Excerpts from an interface dataset:

========

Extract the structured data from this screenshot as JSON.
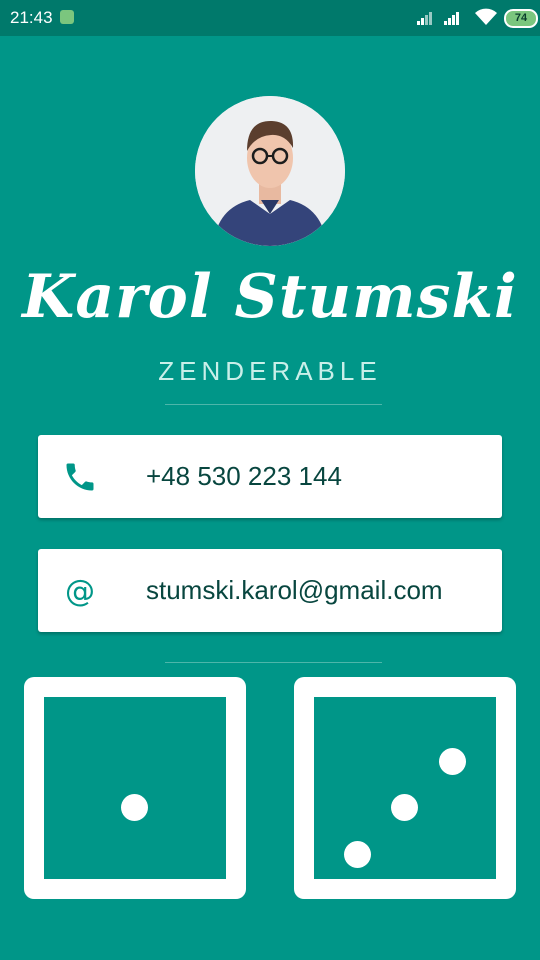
{
  "status_bar": {
    "time": "21:43",
    "battery": "74",
    "icons": [
      "app-notification-icon",
      "signal-icon",
      "signal-icon",
      "wifi-icon",
      "battery-icon"
    ]
  },
  "profile": {
    "name": "Karol Stumski",
    "company": "ZENDERABLE"
  },
  "contacts": {
    "phone": {
      "icon": "phone-icon",
      "value": "+48 530 223 144"
    },
    "email": {
      "icon": "at-icon",
      "value": "stumski.karol@gmail.com"
    }
  },
  "dice": [
    {
      "value": 1
    },
    {
      "value": 3
    }
  ],
  "colors": {
    "background": "#009688",
    "status_bar": "#00796B",
    "card": "#FFFFFF",
    "text_dark": "#08463F"
  }
}
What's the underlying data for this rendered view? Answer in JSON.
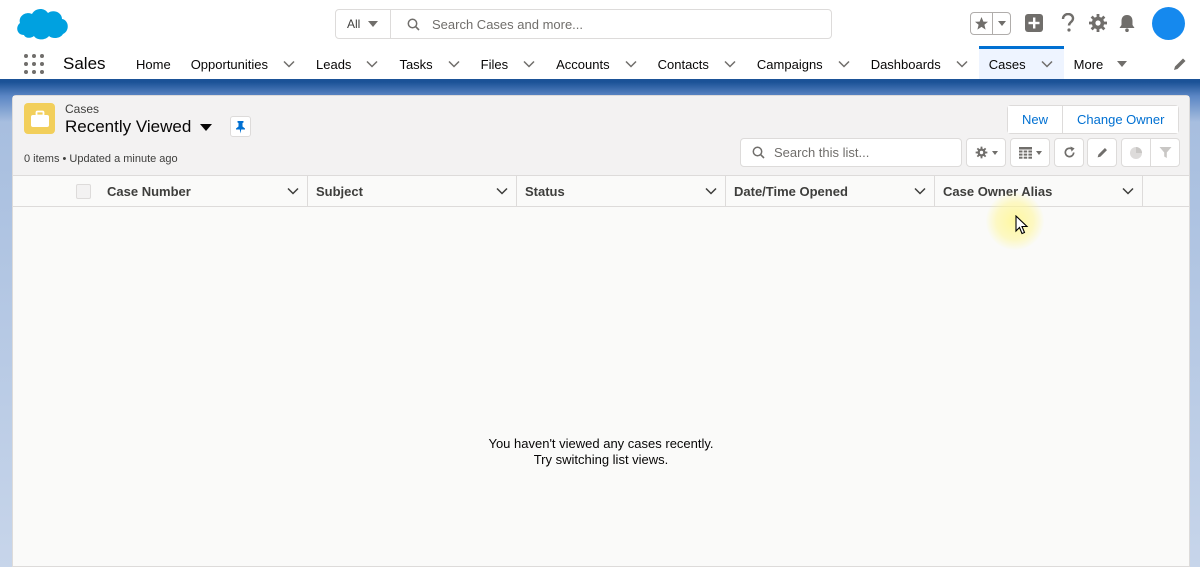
{
  "global_header": {
    "search_scope": "All",
    "search_placeholder": "Search Cases and more..."
  },
  "nav": {
    "app_name": "Sales",
    "items": [
      {
        "label": "Home",
        "has_menu": false
      },
      {
        "label": "Opportunities",
        "has_menu": true
      },
      {
        "label": "Leads",
        "has_menu": true
      },
      {
        "label": "Tasks",
        "has_menu": true
      },
      {
        "label": "Files",
        "has_menu": true
      },
      {
        "label": "Accounts",
        "has_menu": true
      },
      {
        "label": "Contacts",
        "has_menu": true
      },
      {
        "label": "Campaigns",
        "has_menu": true
      },
      {
        "label": "Dashboards",
        "has_menu": true
      },
      {
        "label": "Cases",
        "has_menu": true,
        "active": true
      }
    ],
    "more_label": "More"
  },
  "list_view": {
    "object_label": "Cases",
    "title": "Recently Viewed",
    "meta": "0 items • Updated a minute ago",
    "buttons": {
      "new": "New",
      "change_owner": "Change Owner"
    },
    "search_placeholder": "Search this list...",
    "columns": [
      "Case Number",
      "Subject",
      "Status",
      "Date/Time Opened",
      "Case Owner Alias"
    ],
    "empty_line1": "You haven't viewed any cases recently.",
    "empty_line2": "Try switching list views."
  },
  "colors": {
    "brand": "#0070d2",
    "nav_border": "#1b5297",
    "cases_icon": "#f2cf5b",
    "avatar": "#1589ee"
  }
}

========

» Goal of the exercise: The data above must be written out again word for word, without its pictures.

» Response area:
Extract the structured data from this screenshot as JSON.
{
  "status_bar": {
    "time": "21:43",
    "battery": "74",
    "icons": [
      "app-notification-icon",
      "signal-icon",
      "signal-icon",
      "wifi-icon",
      "battery-icon"
    ]
  },
  "profile": {
    "name": "Karol Stumski",
    "company": "ZENDERABLE"
  },
  "contacts": {
    "phone": {
      "icon": "phone-icon",
      "value": "+48 530 223 144"
    },
    "email": {
      "icon": "at-icon",
      "value": "stumski.karol@gmail.com"
    }
  },
  "dice": [
    {
      "value": 1
    },
    {
      "value": 3
    }
  ],
  "colors": {
    "background": "#009688",
    "status_bar": "#00796B",
    "card": "#FFFFFF",
    "text_dark": "#08463F"
  }
}
What's the underlying data for this rendered view? Answer in JSON.
{
  "global_header": {
    "search_scope": "All",
    "search_placeholder": "Search Cases and more..."
  },
  "nav": {
    "app_name": "Sales",
    "items": [
      {
        "label": "Home",
        "has_menu": false
      },
      {
        "label": "Opportunities",
        "has_menu": true
      },
      {
        "label": "Leads",
        "has_menu": true
      },
      {
        "label": "Tasks",
        "has_menu": true
      },
      {
        "label": "Files",
        "has_menu": true
      },
      {
        "label": "Accounts",
        "has_menu": true
      },
      {
        "label": "Contacts",
        "has_menu": true
      },
      {
        "label": "Campaigns",
        "has_menu": true
      },
      {
        "label": "Dashboards",
        "has_menu": true
      },
      {
        "label": "Cases",
        "has_menu": true,
        "active": true
      }
    ],
    "more_label": "More"
  },
  "list_view": {
    "object_label": "Cases",
    "title": "Recently Viewed",
    "meta": "0 items • Updated a minute ago",
    "buttons": {
      "new": "New",
      "change_owner": "Change Owner"
    },
    "search_placeholder": "Search this list...",
    "columns": [
      "Case Number",
      "Subject",
      "Status",
      "Date/Time Opened",
      "Case Owner Alias"
    ],
    "empty_line1": "You haven't viewed any cases recently.",
    "empty_line2": "Try switching list views."
  },
  "colors": {
    "brand": "#0070d2",
    "nav_border": "#1b5297",
    "cases_icon": "#f2cf5b",
    "avatar": "#1589ee"
  }
}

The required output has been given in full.